What makes someone a great leader?
Daniel Goleman, in his book, “What makes a leader?” introduced the word ‘emotional intelligence’ and argued that a high degree of emotional intelligence distinguishes the truly effective leaders. The chief components of emotional intelligence include self-awareness, self-regulation, motivation, empathy, and social skills. Dedication towards your organization is not the only thing that transforms you into a great leader. It is about how you lead and create a positive impact on business, people, and society. However, companies struggle to develop leaders merely because they don’t have enough authentic experiences to provide.
One of the most potent ways for younger managers to understand and experience the type of leadership needed for the C-Suite is to do volunteer work early in their careers. They need to realize that leadership is not about carrots and sticks but about persuasion and getting people to grasp and follow your vision.
Abhishek Humbad, Founder of Goodera shares, “Volunteering helps leaders develop empathy, making them sensitive and aware of the thoughts and feelings of their fellow colleagues. Soft skills such as positivity, authenticity & confidence are critical skills to build trust and volunteering offers the chance for leaders to hone these skills and make a positive difference in the larger community.”
Goodera partnered with People Matters in ‘Are you in the list-2018’ in assessing the emerging leaders. One of the rounds in assessing these candidates were introducing volunteering for the social cause they support. Humbad shares, “While picking the best-of-the- best from these highly qualified applicants, it was imperative that as a human resource manager one must have experience in employee volunteering for holistic and inclusive leadership. Developing an employee volunteering program not only develops softer skills which are essential for people management but also functions as a very rewarding employee engagement, team and work and employee motivation tool.”
Here are the top reasons why you should introduce employee volunteering as a part of your leadership development:
Realizing the importance of purpose:
Steve Jobs was once quoted saying, “Being the richest man in the cemetery doesn’t matter to me. Going to bed at night saying we’ve done something wonderful, that’s what matters to me.” A person with a sense of purpose makes a great impact. Employee volunteering enables individuals to work for a greater purpose. It makes them feel more connected to the community and their company-wide social responsibility efforts.
Connecting with the bigger picture:
While volunteering for the societal causes, employees are reminded of the values and this helps them reflect on the things that are most important to them. Volunteering can help in building more empathetic future leaders and encourages team members to engage their hearts, not just their minds, in their work. It also helps team members see the bigger picture, to realize that their work can have an impact far beyond any single project.
Becoming great mentors:
As volunteers, employees offer support, guidance, skills and their time to the community and society they are serving. It gives them an opportunity to step up and share their ideas and advice to solve real challenges of the society. This gives them enough confidence to mentor their subordinates and peers.
Volunteering encourages individuals to work with other stakeholders and helps in building partnerships between those who may not normally work together. It helps bridge communication gaps and forces employees to break through barriers to find solutions together.

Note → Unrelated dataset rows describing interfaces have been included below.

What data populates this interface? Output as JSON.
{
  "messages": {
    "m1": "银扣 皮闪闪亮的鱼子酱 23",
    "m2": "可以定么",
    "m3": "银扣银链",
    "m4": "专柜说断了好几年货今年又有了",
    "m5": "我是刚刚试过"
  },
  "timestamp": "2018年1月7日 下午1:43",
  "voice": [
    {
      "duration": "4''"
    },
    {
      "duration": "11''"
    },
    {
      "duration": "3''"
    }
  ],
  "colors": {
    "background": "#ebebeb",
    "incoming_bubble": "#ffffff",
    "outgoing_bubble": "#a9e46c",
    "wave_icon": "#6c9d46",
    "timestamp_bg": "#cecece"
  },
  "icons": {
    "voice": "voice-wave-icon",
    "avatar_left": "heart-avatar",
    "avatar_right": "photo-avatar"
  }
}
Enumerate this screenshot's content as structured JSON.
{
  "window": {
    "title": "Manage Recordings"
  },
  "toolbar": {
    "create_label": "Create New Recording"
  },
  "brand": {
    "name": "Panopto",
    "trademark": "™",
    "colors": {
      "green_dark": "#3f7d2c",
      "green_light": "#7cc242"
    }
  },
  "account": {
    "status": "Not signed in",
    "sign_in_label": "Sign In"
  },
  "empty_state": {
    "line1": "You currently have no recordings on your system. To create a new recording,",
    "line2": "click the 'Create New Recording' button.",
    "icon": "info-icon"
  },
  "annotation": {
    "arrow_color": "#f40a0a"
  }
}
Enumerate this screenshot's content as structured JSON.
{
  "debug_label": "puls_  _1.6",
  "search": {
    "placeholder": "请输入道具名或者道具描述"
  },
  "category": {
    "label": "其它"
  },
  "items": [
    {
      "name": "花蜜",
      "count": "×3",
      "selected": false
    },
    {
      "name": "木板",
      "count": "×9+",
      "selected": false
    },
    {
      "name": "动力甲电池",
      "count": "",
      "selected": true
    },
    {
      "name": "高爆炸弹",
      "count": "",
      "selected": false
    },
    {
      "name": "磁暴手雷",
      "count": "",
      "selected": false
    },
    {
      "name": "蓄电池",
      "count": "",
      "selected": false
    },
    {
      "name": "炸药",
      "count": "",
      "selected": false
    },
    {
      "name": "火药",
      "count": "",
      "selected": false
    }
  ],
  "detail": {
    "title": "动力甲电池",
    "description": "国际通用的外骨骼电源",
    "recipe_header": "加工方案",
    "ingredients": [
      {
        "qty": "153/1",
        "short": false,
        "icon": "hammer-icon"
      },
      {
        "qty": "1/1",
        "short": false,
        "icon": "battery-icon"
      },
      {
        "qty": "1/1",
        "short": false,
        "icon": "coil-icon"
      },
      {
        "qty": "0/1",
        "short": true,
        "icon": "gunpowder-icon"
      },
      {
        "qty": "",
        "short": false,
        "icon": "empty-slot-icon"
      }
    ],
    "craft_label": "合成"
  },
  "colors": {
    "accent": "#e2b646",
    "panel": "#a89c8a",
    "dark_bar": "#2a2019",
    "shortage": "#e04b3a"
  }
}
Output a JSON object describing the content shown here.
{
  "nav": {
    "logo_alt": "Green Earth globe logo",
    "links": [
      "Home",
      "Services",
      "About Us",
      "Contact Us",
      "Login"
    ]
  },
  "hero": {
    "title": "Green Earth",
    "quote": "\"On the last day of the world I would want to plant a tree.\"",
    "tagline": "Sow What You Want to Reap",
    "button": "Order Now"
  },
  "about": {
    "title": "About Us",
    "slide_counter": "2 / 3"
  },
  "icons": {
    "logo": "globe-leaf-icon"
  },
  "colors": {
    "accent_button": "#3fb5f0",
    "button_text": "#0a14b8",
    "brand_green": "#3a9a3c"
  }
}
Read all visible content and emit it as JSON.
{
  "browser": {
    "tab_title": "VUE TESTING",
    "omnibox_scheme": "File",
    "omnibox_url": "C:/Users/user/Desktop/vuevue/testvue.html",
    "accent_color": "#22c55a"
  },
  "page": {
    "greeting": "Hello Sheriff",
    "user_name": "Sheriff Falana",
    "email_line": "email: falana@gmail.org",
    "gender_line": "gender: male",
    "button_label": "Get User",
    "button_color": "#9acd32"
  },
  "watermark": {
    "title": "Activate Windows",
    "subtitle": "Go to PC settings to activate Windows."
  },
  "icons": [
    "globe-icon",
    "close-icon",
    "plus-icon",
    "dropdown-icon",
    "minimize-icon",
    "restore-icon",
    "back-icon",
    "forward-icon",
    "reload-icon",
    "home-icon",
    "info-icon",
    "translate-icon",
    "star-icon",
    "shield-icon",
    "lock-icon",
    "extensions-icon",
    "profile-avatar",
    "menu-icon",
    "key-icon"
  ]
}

Which enable them to collaborate with their team and lead the team in a better way.
According to Deloitte Impact Survey, 92 percent of respondents agree that volunteering is an effective way to improve leadership skills. Employee volunteering enables individuals to get aware of themselves and their surroundings, empathize, and manage themselves and their relationship with others. All these skills directly or indirectly contribute to enhancing the individuals’ emotional intelligence- a key to become an effective leader.